- Goal of the exercise
The records below must be duplicated exactly, character for character.

(Data entries)
○ ○ ○ ○

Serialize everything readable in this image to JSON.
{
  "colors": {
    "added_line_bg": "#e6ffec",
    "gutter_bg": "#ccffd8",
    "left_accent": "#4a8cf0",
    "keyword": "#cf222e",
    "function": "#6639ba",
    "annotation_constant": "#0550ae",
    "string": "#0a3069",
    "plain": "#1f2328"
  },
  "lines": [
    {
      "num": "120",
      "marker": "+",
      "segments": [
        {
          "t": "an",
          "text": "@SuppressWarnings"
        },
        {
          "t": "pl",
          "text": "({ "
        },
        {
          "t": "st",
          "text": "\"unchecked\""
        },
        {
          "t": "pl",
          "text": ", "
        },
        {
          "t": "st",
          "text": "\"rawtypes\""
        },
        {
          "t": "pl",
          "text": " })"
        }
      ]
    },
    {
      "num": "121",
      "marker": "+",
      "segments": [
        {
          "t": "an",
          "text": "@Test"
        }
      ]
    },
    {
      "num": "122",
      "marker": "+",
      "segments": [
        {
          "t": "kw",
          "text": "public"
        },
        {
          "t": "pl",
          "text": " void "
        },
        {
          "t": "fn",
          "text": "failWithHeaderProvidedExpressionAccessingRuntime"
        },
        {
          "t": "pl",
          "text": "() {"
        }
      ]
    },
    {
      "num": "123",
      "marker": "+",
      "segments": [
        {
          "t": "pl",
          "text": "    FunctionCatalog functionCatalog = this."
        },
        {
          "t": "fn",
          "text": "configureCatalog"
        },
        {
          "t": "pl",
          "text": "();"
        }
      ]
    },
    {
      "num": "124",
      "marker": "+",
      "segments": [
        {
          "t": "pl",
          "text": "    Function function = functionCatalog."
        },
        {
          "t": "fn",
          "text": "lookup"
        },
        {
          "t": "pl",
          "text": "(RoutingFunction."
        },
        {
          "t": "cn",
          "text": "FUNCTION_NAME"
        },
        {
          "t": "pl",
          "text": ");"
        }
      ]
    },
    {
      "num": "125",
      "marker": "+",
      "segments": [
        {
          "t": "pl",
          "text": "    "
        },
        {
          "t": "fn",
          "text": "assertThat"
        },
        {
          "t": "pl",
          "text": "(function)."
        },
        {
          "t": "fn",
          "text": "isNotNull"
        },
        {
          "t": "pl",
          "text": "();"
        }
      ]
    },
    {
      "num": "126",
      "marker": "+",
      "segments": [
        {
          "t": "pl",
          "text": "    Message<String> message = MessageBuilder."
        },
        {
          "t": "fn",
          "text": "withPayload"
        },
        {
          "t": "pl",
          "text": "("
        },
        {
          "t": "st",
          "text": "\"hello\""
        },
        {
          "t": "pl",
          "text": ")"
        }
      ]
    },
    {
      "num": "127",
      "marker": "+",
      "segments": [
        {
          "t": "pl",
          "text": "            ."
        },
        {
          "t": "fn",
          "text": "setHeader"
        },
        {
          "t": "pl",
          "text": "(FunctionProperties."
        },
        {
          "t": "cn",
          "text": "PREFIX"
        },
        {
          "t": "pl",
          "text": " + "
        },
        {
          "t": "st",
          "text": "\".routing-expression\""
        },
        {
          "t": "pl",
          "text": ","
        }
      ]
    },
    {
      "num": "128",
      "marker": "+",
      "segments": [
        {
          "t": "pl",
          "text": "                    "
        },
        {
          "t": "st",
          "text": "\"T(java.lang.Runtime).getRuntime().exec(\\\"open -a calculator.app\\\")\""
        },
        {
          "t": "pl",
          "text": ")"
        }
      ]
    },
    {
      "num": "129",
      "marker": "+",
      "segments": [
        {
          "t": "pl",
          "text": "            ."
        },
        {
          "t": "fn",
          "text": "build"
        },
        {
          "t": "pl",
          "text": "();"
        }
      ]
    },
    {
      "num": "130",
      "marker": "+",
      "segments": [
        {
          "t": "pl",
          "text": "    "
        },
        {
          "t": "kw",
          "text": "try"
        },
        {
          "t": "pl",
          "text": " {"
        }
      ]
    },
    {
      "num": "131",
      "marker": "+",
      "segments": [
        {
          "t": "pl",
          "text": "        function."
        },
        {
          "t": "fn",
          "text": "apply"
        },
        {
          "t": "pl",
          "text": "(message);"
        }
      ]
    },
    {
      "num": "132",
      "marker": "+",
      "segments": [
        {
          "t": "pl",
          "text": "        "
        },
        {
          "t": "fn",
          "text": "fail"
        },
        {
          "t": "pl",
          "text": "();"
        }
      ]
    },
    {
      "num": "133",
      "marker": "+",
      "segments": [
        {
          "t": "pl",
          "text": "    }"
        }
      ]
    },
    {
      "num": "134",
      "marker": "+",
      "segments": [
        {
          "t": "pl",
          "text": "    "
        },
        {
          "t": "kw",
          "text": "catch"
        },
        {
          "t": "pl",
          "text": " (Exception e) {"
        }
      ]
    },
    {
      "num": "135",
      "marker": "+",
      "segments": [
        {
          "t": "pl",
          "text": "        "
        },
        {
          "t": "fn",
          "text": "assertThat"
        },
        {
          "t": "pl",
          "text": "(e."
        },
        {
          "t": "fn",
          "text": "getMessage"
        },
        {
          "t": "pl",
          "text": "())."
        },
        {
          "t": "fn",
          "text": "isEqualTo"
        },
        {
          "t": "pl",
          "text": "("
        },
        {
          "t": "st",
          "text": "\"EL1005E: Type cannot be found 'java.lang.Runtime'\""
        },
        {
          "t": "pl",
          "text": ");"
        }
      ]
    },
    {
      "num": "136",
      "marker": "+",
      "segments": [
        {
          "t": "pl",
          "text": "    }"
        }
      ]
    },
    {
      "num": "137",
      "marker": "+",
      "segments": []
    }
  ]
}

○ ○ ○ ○

- Result of this task
Serialize everything readable in this image to JSON.
{
  "colors": {
    "added_line_bg": "#e6ffec",
    "gutter_bg": "#ccffd8",
    "left_accent": "#4a8cf0",
    "keyword": "#cf222e",
    "function": "#6639ba",
    "annotation_constant": "#0550ae",
    "string": "#0a3069",
    "plain": "#1f2328"
  },
  "lines": [
    {
      "num": "120",
      "marker": "+",
      "segments": [
        {
          "t": "an",
          "text": "@SuppressWarnings"
        },
        {
          "t": "pl",
          "text": "({ "
        },
        {
          "t": "st",
          "text": "\"unchecked\""
        },
        {
          "t": "pl",
          "text": ", "
        },
        {
          "t": "st",
          "text": "\"rawtypes\""
        },
        {
          "t": "pl",
          "text": " })"
        }
      ]
    },
    {
      "num": "121",
      "marker": "+",
      "segments": [
        {
          "t": "an",
          "text": "@Test"
        }
      ]
    },
    {
      "num": "122",
      "marker": "+",
      "segments": [
        {
          "t": "kw",
          "text": "public"
        },
        {
          "t": "pl",
          "text": " void "
        },
        {
          "t": "fn",
          "text": "failWithHeaderProvidedExpressionAccessingRuntime"
        },
        {
          "t": "pl",
          "text": "() {"
        }
      ]
    },
    {
      "num": "123",
      "marker": "+",
      "segments": [
        {
          "t": "pl",
          "text": "    FunctionCatalog functionCatalog = this."
        },
        {
          "t": "fn",
          "text": "configureCatalog"
        },
        {
          "t": "pl",
          "text": "();"
        }
      ]
    },
    {
      "num": "124",
      "marker": "+",
      "segments": [
        {
          "t": "pl",
          "text": "    Function function = functionCatalog."
        },
        {
          "t": "fn",
          "text": "lookup"
        },
        {
          "t": "pl",
          "text": "(RoutingFunction."
        },
        {
          "t": "cn",
          "text": "FUNCTION_NAME"
        },
        {
          "t": "pl",
          "text": ");"
        }
      ]
    },
    {
      "num": "125",
      "marker": "+",
      "segments": [
        {
          "t": "pl",
          "text": "    "
        },
        {
          "t": "fn",
          "text": "assertThat"
        },
        {
          "t": "pl",
          "text": "(function)."
        },
        {
          "t": "fn",
          "text": "isNotNull"
        },
        {
          "t": "pl",
          "text": "();"
        }
      ]
    },
    {
      "num": "126",
      "marker": "+",
      "segments": [
        {
          "t": "pl",
          "text": "    Message<String> message = MessageBuilder."
        },
        {
          "t": "fn",
          "text": "withPayload"
        },
        {
          "t": "pl",
          "text": "("
        },
        {
          "t": "st",
          "text": "\"hello\""
        },
        {
          "t": "pl",
          "text": ")"
        }
      ]
    },
    {
      "num": "127",
      "marker": "+",
      "segments": [
        {
          "t": "pl",
          "text": "            ."
        },
        {
          "t": "fn",
          "text": "setHeader"
        },
        {
          "t": "pl",
          "text": "(FunctionProperties."
        },
        {
          "t": "cn",
          "text": "PREFIX"
        },
        {
          "t": "pl",
          "text": " + "
        },
        {
          "t": "st",
          "text": "\".routing-expression\""
        },
        {
          "t": "pl",
          "text": ","
        }
      ]
    },
    {
      "num": "128",
      "marker": "+",
      "segments": [
        {
          "t": "pl",
          "text": "                    "
        },
        {
          "t": "st",
          "text": "\"T(java.lang.Runtime).getRuntime().exec(\\\"open -a calculator.app\\\")\""
        },
        {
          "t": "pl",
          "text": ")"
        }
      ]
    },
    {
      "num": "129",
      "marker": "+",
      "segments": [
        {
          "t": "pl",
          "text": "            ."
        },
        {
          "t": "fn",
          "text": "build"
        },
        {
          "t": "pl",
          "text": "();"
        }
      ]
    },
    {
      "num": "130",
      "marker": "+",
      "segments": [
        {
          "t": "pl",
          "text": "    "
        },
        {
          "t": "kw",
          "text": "try"
        },
        {
          "t": "pl",
          "text": " {"
        }
      ]
    },
    {
      "num": "131",
      "marker": "+",
      "segments": [
        {
          "t": "pl",
          "text": "        function."
        },
        {
          "t": "fn",
          "text": "apply"
        },
        {
          "t": "pl",
          "text": "(message);"
        }
      ]
    },
    {
      "num": "132",
      "marker": "+",
      "segments": [
        {
          "t": "pl",
          "text": "        "
        },
        {
          "t": "fn",
          "text": "fail"
        },
        {
          "t": "pl",
          "text": "();"
        }
      ]
    },
    {
      "num": "133",
      "marker": "+",
      "segments": [
        {
          "t": "pl",
          "text": "    }"
        }
      ]
    },
    {
      "num": "134",
      "marker": "+",
      "segments": [
        {
          "t": "pl",
          "text": "    "
        },
        {
          "t": "kw",
          "text": "catch"
        },
        {
          "t": "pl",
          "text": " (Exception e) {"
        }
      ]
    },
    {
      "num": "135",
      "marker": "+",
      "segments": [
        {
          "t": "pl",
          "text": "        "
        },
        {
          "t": "fn",
          "text": "assertThat"
        },
        {
          "t": "pl",
          "text": "(e."
        },
        {
          "t": "fn",
          "text": "getMessage"
        },
        {
          "t": "pl",
          "text": "())."
        },
        {
          "t": "fn",
          "text": "isEqualTo"
        },
        {
          "t": "pl",
          "text": "("
        },
        {
          "t": "st",
          "text": "\"EL1005E: Type cannot be found 'java.lang.Runtime'\""
        },
        {
          "t": "pl",
          "text": ");"
        }
      ]
    },
    {
      "num": "136",
      "marker": "+",
      "segments": [
        {
          "t": "pl",
          "text": "    }"
        }
      ]
    },
    {
      "num": "137",
      "marker": "+",
      "segments": []
    }
  ]
}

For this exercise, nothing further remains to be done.